# What the exercise asks:
Every entry below is to be copied word for word, with its pictures removed.
# # # # #
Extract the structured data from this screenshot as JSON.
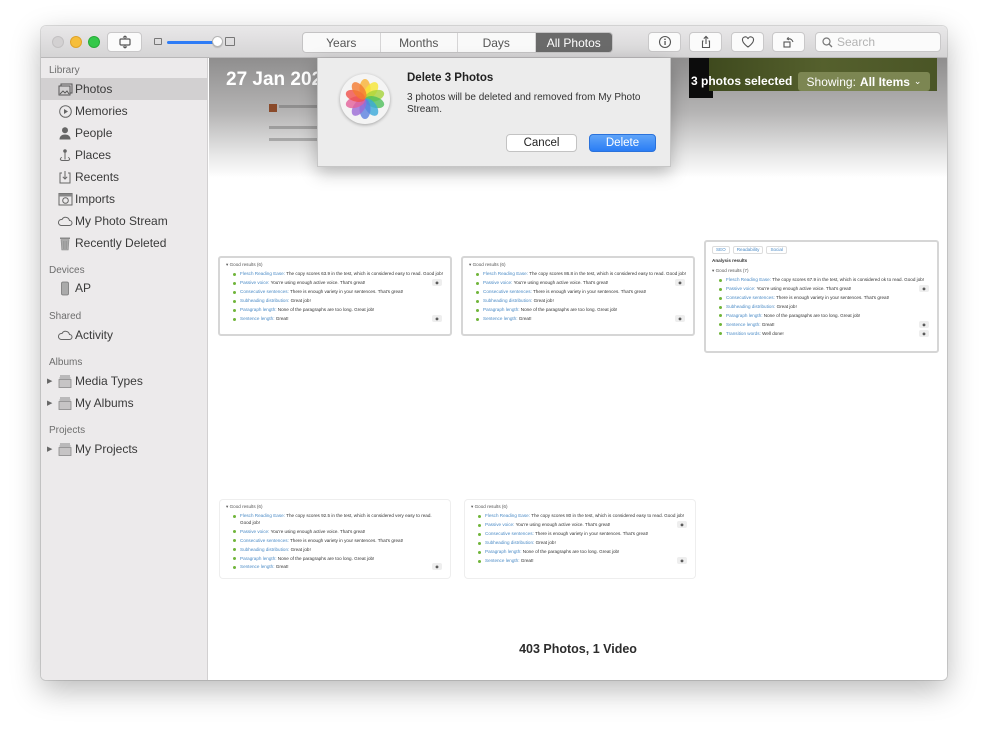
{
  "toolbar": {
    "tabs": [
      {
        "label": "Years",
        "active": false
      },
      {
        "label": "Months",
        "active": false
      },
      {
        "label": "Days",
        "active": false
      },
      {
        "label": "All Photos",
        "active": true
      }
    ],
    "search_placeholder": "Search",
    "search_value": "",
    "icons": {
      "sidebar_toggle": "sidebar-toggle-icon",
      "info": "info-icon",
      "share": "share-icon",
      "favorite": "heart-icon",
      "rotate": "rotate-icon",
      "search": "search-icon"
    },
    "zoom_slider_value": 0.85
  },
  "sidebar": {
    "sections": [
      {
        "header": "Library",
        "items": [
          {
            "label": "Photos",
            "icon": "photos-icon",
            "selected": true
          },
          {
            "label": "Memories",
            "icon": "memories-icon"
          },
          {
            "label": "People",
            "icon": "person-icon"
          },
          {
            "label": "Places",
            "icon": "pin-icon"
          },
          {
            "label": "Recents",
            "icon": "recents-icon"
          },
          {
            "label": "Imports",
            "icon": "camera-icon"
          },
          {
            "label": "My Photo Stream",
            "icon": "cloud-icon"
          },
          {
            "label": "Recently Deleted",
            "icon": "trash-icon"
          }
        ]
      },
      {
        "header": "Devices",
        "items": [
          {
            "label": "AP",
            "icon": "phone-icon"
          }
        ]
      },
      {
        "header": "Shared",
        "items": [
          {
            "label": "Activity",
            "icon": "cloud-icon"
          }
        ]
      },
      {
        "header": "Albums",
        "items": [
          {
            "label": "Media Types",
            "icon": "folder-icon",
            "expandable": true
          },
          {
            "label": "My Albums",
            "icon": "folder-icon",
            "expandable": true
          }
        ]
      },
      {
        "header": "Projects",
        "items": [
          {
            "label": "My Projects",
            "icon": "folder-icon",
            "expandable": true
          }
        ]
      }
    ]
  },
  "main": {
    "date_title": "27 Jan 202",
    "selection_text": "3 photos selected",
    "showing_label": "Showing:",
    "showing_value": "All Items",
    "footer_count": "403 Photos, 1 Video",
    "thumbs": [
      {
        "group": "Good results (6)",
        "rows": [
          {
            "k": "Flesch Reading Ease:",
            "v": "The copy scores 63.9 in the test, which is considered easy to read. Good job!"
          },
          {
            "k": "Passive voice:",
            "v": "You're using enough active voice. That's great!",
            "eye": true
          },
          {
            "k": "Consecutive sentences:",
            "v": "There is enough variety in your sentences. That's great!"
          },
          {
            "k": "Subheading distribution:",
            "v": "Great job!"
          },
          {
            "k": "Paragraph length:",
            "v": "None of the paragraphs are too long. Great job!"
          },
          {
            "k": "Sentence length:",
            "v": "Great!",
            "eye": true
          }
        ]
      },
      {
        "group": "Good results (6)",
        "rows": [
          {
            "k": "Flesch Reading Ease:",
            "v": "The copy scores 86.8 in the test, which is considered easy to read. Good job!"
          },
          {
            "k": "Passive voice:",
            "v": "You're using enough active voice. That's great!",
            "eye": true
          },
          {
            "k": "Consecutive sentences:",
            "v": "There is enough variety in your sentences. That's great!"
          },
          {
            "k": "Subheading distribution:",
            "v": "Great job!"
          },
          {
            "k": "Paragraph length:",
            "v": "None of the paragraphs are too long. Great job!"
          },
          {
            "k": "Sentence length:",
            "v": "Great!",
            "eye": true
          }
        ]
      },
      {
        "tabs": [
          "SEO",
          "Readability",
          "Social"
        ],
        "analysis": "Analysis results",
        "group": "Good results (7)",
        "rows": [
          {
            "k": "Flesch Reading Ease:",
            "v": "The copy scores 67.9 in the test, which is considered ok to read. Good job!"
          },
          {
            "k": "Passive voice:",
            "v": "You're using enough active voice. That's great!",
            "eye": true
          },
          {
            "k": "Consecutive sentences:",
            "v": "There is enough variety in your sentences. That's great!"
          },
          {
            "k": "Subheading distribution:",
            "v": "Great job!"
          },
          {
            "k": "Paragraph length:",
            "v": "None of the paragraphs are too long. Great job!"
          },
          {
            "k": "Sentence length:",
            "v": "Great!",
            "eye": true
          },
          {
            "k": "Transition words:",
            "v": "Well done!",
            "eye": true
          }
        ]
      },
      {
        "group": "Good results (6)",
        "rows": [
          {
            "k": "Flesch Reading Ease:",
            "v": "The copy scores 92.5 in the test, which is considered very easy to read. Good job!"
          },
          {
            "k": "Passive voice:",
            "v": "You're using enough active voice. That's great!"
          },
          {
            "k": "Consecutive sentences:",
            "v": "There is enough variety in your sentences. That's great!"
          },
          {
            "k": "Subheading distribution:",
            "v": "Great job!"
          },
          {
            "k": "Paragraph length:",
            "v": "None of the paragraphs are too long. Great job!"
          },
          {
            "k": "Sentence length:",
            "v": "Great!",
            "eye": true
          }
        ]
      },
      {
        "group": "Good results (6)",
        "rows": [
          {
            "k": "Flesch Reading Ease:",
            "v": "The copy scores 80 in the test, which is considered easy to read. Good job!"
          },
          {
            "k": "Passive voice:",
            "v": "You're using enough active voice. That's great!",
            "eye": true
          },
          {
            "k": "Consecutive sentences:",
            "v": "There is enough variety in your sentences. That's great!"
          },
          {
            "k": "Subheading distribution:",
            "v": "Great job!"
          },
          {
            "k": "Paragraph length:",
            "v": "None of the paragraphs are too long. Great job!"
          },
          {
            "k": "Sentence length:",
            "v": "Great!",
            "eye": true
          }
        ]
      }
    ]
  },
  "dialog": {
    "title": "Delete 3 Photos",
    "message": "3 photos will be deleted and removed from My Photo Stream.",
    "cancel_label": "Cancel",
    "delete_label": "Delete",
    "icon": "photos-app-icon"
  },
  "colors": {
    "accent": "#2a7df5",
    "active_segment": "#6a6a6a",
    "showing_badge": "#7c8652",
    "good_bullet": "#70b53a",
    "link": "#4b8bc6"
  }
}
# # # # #
# Exercise answer:
Extract the structured data from this screenshot as JSON.
{
  "toolbar": {
    "tabs": [
      {
        "label": "Years",
        "active": false
      },
      {
        "label": "Months",
        "active": false
      },
      {
        "label": "Days",
        "active": false
      },
      {
        "label": "All Photos",
        "active": true
      }
    ],
    "search_placeholder": "Search",
    "search_value": "",
    "icons": {
      "sidebar_toggle": "sidebar-toggle-icon",
      "info": "info-icon",
      "share": "share-icon",
      "favorite": "heart-icon",
      "rotate": "rotate-icon",
      "search": "search-icon"
    },
    "zoom_slider_value": 0.85
  },
  "sidebar": {
    "sections": [
      {
        "header": "Library",
        "items": [
          {
            "label": "Photos",
            "icon": "photos-icon",
            "selected": true
          },
          {
            "label": "Memories",
            "icon": "memories-icon"
          },
          {
            "label": "People",
            "icon": "person-icon"
          },
          {
            "label": "Places",
            "icon": "pin-icon"
          },
          {
            "label": "Recents",
            "icon": "recents-icon"
          },
          {
            "label": "Imports",
            "icon": "camera-icon"
          },
          {
            "label": "My Photo Stream",
            "icon": "cloud-icon"
          },
          {
            "label": "Recently Deleted",
            "icon": "trash-icon"
          }
        ]
      },
      {
        "header": "Devices",
        "items": [
          {
            "label": "AP",
            "icon": "phone-icon"
          }
        ]
      },
      {
        "header": "Shared",
        "items": [
          {
            "label": "Activity",
            "icon": "cloud-icon"
          }
        ]
      },
      {
        "header": "Albums",
        "items": [
          {
            "label": "Media Types",
            "icon": "folder-icon",
            "expandable": true
          },
          {
            "label": "My Albums",
            "icon": "folder-icon",
            "expandable": true
          }
        ]
      },
      {
        "header": "Projects",
        "items": [
          {
            "label": "My Projects",
            "icon": "folder-icon",
            "expandable": true
          }
        ]
      }
    ]
  },
  "main": {
    "date_title": "27 Jan 202",
    "selection_text": "3 photos selected",
    "showing_label": "Showing:",
    "showing_value": "All Items",
    "footer_count": "403 Photos, 1 Video",
    "thumbs": [
      {
        "group": "Good results (6)",
        "rows": [
          {
            "k": "Flesch Reading Ease:",
            "v": "The copy scores 63.9 in the test, which is considered easy to read. Good job!"
          },
          {
            "k": "Passive voice:",
            "v": "You're using enough active voice. That's great!",
            "eye": true
          },
          {
            "k": "Consecutive sentences:",
            "v": "There is enough variety in your sentences. That's great!"
          },
          {
            "k": "Subheading distribution:",
            "v": "Great job!"
          },
          {
            "k": "Paragraph length:",
            "v": "None of the paragraphs are too long. Great job!"
          },
          {
            "k": "Sentence length:",
            "v": "Great!",
            "eye": true
          }
        ]
      },
      {
        "group": "Good results (6)",
        "rows": [
          {
            "k": "Flesch Reading Ease:",
            "v": "The copy scores 86.8 in the test, which is considered easy to read. Good job!"
          },
          {
            "k": "Passive voice:",
            "v": "You're using enough active voice. That's great!",
            "eye": true
          },
          {
            "k": "Consecutive sentences:",
            "v": "There is enough variety in your sentences. That's great!"
          },
          {
            "k": "Subheading distribution:",
            "v": "Great job!"
          },
          {
            "k": "Paragraph length:",
            "v": "None of the paragraphs are too long. Great job!"
          },
          {
            "k": "Sentence length:",
            "v": "Great!",
            "eye": true
          }
        ]
      },
      {
        "tabs": [
          "SEO",
          "Readability",
          "Social"
        ],
        "analysis": "Analysis results",
        "group": "Good results (7)",
        "rows": [
          {
            "k": "Flesch Reading Ease:",
            "v": "The copy scores 67.9 in the test, which is considered ok to read. Good job!"
          },
          {
            "k": "Passive voice:",
            "v": "You're using enough active voice. That's great!",
            "eye": true
          },
          {
            "k": "Consecutive sentences:",
            "v": "There is enough variety in your sentences. That's great!"
          },
          {
            "k": "Subheading distribution:",
            "v": "Great job!"
          },
          {
            "k": "Paragraph length:",
            "v": "None of the paragraphs are too long. Great job!"
          },
          {
            "k": "Sentence length:",
            "v": "Great!",
            "eye": true
          },
          {
            "k": "Transition words:",
            "v": "Well done!",
            "eye": true
          }
        ]
      },
      {
        "group": "Good results (6)",
        "rows": [
          {
            "k": "Flesch Reading Ease:",
            "v": "The copy scores 92.5 in the test, which is considered very easy to read. Good job!"
          },
          {
            "k": "Passive voice:",
            "v": "You're using enough active voice. That's great!"
          },
          {
            "k": "Consecutive sentences:",
            "v": "There is enough variety in your sentences. That's great!"
          },
          {
            "k": "Subheading distribution:",
            "v": "Great job!"
          },
          {
            "k": "Paragraph length:",
            "v": "None of the paragraphs are too long. Great job!"
          },
          {
            "k": "Sentence length:",
            "v": "Great!",
            "eye": true
          }
        ]
      },
      {
        "group": "Good results (6)",
        "rows": [
          {
            "k": "Flesch Reading Ease:",
            "v": "The copy scores 80 in the test, which is considered easy to read. Good job!"
          },
          {
            "k": "Passive voice:",
            "v": "You're using enough active voice. That's great!",
            "eye": true
          },
          {
            "k": "Consecutive sentences:",
            "v": "There is enough variety in your sentences. That's great!"
          },
          {
            "k": "Subheading distribution:",
            "v": "Great job!"
          },
          {
            "k": "Paragraph length:",
            "v": "None of the paragraphs are too long. Great job!"
          },
          {
            "k": "Sentence length:",
            "v": "Great!",
            "eye": true
          }
        ]
      }
    ]
  },
  "dialog": {
    "title": "Delete 3 Photos",
    "message": "3 photos will be deleted and removed from My Photo Stream.",
    "cancel_label": "Cancel",
    "delete_label": "Delete",
    "icon": "photos-app-icon"
  },
  "colors": {
    "accent": "#2a7df5",
    "active_segment": "#6a6a6a",
    "showing_badge": "#7c8652",
    "good_bullet": "#70b53a",
    "link": "#4b8bc6"
  }
}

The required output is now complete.